The word "handle" marks the lines to find; copy every such line from the data below.

#### EXERCISE MATERIALS

»»

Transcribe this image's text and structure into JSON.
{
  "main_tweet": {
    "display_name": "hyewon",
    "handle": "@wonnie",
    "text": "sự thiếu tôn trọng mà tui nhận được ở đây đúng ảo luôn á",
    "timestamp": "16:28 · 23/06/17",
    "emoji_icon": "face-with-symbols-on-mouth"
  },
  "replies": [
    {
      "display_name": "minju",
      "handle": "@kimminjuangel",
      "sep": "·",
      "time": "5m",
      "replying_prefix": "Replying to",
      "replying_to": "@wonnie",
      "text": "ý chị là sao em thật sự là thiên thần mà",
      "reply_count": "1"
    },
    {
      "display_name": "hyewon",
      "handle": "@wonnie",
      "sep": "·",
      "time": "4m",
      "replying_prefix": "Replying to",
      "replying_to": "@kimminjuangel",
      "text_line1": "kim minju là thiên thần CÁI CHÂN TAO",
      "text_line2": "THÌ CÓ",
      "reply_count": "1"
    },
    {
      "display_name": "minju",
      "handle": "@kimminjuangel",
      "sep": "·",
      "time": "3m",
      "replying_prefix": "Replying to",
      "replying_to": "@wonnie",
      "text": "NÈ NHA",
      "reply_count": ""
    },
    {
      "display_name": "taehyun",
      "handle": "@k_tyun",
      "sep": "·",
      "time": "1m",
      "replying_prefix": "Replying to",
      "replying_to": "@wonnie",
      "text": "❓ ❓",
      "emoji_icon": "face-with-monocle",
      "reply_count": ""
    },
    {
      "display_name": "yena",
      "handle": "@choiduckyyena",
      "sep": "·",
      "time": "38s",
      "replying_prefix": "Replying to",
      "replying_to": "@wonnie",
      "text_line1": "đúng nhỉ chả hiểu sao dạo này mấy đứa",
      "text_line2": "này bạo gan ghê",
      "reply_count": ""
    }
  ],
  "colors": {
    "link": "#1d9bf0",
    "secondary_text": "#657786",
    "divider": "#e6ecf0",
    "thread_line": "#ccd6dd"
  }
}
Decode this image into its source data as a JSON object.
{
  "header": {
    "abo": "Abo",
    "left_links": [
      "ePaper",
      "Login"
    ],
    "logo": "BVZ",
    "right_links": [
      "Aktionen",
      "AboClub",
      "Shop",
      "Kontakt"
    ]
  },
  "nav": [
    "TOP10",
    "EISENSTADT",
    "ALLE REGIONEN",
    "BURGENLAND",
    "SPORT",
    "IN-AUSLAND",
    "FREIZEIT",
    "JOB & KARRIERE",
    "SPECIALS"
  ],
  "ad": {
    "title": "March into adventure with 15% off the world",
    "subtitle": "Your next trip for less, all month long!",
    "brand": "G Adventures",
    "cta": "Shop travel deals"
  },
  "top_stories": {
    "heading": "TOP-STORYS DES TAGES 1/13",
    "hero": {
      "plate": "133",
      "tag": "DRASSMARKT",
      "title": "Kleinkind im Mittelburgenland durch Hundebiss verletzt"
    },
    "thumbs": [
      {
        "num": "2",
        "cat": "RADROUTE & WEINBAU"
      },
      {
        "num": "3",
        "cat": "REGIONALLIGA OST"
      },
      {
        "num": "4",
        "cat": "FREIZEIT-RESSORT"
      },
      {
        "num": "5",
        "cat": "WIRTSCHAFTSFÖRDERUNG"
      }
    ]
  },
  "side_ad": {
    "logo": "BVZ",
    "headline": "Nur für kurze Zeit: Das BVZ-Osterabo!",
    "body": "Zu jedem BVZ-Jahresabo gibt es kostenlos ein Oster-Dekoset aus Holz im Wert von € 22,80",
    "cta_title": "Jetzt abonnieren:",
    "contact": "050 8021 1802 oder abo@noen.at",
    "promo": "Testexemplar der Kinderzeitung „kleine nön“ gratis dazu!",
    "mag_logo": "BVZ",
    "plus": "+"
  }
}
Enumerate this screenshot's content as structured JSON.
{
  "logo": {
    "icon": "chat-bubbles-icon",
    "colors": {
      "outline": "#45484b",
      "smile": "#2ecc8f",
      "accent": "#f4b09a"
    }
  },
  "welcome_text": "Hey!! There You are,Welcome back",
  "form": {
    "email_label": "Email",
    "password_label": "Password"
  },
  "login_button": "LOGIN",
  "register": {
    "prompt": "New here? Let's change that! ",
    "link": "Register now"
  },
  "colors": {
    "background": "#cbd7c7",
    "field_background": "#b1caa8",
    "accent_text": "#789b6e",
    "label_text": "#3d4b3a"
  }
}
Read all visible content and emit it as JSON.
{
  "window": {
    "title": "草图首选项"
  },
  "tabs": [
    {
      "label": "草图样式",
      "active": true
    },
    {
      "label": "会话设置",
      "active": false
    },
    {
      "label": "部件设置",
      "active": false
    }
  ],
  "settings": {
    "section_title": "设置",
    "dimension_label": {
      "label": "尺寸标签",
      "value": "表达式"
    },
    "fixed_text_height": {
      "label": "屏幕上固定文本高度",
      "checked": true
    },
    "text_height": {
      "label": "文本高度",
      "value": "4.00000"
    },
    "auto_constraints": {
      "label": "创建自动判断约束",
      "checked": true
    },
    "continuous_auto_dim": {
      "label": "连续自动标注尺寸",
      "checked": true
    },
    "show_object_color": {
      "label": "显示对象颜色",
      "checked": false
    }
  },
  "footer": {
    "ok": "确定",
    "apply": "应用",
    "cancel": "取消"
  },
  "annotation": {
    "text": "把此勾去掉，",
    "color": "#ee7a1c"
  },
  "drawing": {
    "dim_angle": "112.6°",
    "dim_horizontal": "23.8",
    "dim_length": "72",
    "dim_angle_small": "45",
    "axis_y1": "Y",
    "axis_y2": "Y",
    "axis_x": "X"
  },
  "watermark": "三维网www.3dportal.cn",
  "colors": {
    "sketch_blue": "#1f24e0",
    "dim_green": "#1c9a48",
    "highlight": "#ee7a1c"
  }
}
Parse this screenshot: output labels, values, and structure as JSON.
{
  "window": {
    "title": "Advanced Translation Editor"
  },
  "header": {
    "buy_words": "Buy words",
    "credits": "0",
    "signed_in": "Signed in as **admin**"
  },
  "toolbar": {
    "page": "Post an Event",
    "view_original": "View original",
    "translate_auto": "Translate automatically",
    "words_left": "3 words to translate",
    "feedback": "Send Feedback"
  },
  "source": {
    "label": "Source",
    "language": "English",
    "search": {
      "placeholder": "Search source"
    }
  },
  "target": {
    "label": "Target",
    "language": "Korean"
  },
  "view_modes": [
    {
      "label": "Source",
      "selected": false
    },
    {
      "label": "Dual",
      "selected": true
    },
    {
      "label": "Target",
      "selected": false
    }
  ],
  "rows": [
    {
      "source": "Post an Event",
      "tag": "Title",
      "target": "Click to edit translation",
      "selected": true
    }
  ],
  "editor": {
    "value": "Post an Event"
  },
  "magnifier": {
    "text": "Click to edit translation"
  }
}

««

#### OUTPUT
    "handle": "@wonnie",
      "handle": "@kimminjuangel",
      "handle": "@wonnie",
      "handle": "@kimminjuangel",
      "handle": "@k_tyun",
      "handle": "@choiduckyyena",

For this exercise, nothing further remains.